As fate would have it, the night of the dance a big wind came up in

our city. And you know what that meant; I couldn’t take my beautiful

Corvette out of the garage. God forbid I should get dust on my Corvette.

My sister, however, owned an old 1953 Chevrolet that was totally beat

up. The exterior was dinged and the seats were all ripped, the stuffing

falling out. With a small bribe, she consented to loaning me her car. As

I drove away from my house it occurred to me that my date would not be

overly impressed.

Inside her home everything was fine. I had one of those stupid

corsages to give her and you could hardly tell the flower was dead. All

was well, of course, until she saw my sister’s beat-up Chevrolet in her


“Where is your Corvette?,” she asked, as I opened the door for her.

“It was windy tonight,” I answered, as I tried to start the old wreck.

Needless to say, this was not a lasting relationship. When we got to

the dance she had stuffing all over her fancy dress. Again, another lady

that wasn’t too impressed.

The last incident happened right before my graduation from Burroughs.

I was dating a nice young lady who lived off Magnolia Boulevard near

Buena Vista.

We had gone out a few times and I was always trying to impress her.
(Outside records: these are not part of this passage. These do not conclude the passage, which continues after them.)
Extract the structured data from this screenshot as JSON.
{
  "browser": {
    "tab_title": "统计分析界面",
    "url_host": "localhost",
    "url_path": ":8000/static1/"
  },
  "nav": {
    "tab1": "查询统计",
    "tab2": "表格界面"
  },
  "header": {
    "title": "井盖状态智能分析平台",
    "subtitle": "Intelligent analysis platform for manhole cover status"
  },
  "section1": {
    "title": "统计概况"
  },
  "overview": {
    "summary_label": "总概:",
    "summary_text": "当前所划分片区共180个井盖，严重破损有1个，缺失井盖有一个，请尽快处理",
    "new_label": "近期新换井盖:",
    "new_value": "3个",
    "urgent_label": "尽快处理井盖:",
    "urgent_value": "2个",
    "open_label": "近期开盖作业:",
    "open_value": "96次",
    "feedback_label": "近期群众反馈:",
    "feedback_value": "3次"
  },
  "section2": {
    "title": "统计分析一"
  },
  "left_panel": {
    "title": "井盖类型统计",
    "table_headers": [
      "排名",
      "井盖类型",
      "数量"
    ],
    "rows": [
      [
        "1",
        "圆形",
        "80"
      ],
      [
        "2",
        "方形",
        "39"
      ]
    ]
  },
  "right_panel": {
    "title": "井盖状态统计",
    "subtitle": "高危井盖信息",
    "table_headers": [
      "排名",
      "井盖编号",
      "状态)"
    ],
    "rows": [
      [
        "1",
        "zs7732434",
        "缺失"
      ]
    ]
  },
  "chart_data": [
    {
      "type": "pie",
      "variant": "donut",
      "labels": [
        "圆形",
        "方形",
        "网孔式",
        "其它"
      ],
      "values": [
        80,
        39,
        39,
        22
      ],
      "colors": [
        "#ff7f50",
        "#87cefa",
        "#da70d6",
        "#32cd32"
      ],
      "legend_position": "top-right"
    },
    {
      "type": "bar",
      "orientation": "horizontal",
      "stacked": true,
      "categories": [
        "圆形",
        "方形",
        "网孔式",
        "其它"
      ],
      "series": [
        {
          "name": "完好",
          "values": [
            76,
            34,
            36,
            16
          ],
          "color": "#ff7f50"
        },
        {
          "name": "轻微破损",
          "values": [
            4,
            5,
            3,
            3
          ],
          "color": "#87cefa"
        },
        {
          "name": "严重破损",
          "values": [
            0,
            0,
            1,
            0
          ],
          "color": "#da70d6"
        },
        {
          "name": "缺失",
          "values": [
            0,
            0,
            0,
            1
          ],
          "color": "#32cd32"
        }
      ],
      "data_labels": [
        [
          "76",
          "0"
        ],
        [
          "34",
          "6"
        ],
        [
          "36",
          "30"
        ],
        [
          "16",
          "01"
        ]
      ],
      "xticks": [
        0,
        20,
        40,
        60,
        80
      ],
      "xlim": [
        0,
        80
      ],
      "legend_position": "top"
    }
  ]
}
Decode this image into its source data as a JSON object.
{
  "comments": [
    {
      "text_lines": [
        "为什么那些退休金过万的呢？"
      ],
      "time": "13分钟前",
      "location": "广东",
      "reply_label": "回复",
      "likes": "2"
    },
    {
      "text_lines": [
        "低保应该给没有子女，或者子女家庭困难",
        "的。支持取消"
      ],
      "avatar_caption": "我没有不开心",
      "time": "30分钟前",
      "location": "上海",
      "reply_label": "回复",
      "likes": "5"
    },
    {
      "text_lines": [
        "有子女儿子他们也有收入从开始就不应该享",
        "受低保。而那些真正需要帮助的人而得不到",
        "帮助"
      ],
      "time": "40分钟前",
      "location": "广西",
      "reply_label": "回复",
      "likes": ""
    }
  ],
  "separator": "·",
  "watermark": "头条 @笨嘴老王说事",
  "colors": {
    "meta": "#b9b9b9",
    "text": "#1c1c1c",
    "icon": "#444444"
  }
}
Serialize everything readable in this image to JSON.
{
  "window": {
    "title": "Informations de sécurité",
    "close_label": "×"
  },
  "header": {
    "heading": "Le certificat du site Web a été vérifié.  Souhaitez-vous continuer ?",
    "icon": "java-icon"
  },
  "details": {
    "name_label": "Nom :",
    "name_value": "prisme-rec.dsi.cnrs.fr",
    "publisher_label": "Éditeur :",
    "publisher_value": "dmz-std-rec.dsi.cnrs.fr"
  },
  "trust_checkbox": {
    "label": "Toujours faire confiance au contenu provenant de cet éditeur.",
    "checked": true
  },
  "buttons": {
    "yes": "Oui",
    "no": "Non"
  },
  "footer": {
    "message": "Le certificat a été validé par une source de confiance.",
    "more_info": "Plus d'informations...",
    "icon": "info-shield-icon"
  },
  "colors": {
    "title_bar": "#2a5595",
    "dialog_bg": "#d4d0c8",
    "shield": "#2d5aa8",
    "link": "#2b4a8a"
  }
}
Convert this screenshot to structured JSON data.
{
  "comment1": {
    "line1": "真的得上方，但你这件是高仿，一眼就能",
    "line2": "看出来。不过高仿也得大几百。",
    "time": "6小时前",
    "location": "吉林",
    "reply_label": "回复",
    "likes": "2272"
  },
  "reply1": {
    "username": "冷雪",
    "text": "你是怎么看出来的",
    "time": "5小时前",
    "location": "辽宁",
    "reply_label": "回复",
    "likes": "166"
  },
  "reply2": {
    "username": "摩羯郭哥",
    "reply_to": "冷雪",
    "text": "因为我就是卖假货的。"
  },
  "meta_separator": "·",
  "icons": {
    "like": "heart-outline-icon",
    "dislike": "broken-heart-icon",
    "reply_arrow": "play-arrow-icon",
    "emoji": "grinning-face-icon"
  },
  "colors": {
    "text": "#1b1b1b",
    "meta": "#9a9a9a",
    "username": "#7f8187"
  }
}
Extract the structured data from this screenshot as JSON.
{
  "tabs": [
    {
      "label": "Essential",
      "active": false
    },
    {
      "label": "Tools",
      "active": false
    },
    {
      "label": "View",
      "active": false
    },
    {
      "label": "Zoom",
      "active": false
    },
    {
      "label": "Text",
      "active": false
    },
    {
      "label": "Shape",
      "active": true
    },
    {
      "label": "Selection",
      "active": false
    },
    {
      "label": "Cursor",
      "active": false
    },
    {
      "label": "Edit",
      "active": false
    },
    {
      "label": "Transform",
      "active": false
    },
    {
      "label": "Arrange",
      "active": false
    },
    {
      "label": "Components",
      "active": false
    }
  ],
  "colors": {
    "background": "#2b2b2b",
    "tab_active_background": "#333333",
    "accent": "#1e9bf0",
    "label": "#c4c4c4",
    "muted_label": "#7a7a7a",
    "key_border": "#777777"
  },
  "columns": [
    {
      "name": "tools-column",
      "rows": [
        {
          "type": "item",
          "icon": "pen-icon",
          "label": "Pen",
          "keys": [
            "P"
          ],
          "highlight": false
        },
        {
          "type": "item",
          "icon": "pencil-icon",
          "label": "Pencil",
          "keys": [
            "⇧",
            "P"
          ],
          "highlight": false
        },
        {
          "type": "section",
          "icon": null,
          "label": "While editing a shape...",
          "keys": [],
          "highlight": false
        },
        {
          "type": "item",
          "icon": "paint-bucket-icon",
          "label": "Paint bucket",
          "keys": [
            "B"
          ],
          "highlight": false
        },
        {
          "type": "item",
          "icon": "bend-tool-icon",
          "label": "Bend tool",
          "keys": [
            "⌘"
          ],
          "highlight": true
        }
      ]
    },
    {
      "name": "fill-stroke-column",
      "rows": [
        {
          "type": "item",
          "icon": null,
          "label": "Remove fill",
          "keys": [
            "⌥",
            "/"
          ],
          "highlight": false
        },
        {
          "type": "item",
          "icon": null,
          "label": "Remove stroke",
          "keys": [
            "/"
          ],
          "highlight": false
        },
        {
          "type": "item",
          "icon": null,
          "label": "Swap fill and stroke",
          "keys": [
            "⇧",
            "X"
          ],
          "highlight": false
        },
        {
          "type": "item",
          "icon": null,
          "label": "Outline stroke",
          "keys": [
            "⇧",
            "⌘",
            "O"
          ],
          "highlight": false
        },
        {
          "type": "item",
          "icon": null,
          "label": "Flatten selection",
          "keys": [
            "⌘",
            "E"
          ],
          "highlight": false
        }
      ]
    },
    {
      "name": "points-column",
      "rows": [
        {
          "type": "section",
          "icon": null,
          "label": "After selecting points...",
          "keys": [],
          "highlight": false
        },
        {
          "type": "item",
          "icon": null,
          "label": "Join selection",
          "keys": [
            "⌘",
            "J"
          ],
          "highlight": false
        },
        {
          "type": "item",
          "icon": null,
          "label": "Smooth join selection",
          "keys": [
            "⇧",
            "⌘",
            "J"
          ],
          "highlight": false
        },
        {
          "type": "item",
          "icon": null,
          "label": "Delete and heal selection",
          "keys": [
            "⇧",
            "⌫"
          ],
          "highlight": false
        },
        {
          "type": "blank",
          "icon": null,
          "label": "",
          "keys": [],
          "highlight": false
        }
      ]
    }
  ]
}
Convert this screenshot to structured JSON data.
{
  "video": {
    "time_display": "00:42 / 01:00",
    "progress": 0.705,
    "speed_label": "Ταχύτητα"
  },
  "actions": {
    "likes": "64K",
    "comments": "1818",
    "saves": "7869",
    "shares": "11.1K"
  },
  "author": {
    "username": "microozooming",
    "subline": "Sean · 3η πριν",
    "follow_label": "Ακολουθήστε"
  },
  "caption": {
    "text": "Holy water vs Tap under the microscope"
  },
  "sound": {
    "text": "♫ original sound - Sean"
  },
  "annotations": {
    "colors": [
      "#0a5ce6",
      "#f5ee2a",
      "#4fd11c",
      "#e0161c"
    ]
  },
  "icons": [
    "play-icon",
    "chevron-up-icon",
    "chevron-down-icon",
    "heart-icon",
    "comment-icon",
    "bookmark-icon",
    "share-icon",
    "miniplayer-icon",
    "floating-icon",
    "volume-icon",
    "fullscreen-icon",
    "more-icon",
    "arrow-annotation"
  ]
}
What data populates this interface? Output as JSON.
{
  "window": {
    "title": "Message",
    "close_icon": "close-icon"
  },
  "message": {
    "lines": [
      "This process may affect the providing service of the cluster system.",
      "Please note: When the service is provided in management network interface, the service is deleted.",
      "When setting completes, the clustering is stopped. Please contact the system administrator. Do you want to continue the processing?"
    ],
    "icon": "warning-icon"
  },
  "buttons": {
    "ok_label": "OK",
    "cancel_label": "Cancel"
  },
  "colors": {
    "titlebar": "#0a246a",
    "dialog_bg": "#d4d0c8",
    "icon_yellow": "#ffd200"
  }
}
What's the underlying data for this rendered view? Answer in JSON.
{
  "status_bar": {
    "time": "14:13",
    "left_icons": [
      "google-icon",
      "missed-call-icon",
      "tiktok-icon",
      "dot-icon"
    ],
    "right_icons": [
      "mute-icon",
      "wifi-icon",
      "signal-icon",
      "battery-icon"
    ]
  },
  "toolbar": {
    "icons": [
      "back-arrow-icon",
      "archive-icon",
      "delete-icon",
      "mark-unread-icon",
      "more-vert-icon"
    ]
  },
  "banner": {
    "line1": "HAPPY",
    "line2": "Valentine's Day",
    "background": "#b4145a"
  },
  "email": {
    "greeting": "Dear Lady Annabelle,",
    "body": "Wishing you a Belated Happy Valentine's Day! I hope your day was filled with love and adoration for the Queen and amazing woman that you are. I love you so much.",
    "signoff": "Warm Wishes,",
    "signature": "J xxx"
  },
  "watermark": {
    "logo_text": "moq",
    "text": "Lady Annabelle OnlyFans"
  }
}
I

was 17 years old and I was always worrying about my appearance when I

wore glasses.

To avoid that, I never wore glasses when she was around. The trouble,

however, was that my nearsightedness left me unable to see distances

without my glasses. For six months I couldn’t find her home.

We used to go to the Pick Wick Drive-in on Alameda. I took her there

12 times and never saw the screen. It got so bad the attendants would

dive into the bushes when they saw me coming.

Looking back I can’t believe how stupid I was to not wear my glasses.

All of this merely to impress this beautiful young lady I was dating.

Come to think of it, I guess I can only assume she was beautiful since I

never saw her clearly.

Now that I really think about it, I remember she wasn’t wearing

glasses either. Perhaps she couldn’t see me clearly, either.

Hey, I wonder if she would like to go out in a 1953 Chevy.

* BOB KRAMER is a Burbank city councilman. Reach him at 238-7950.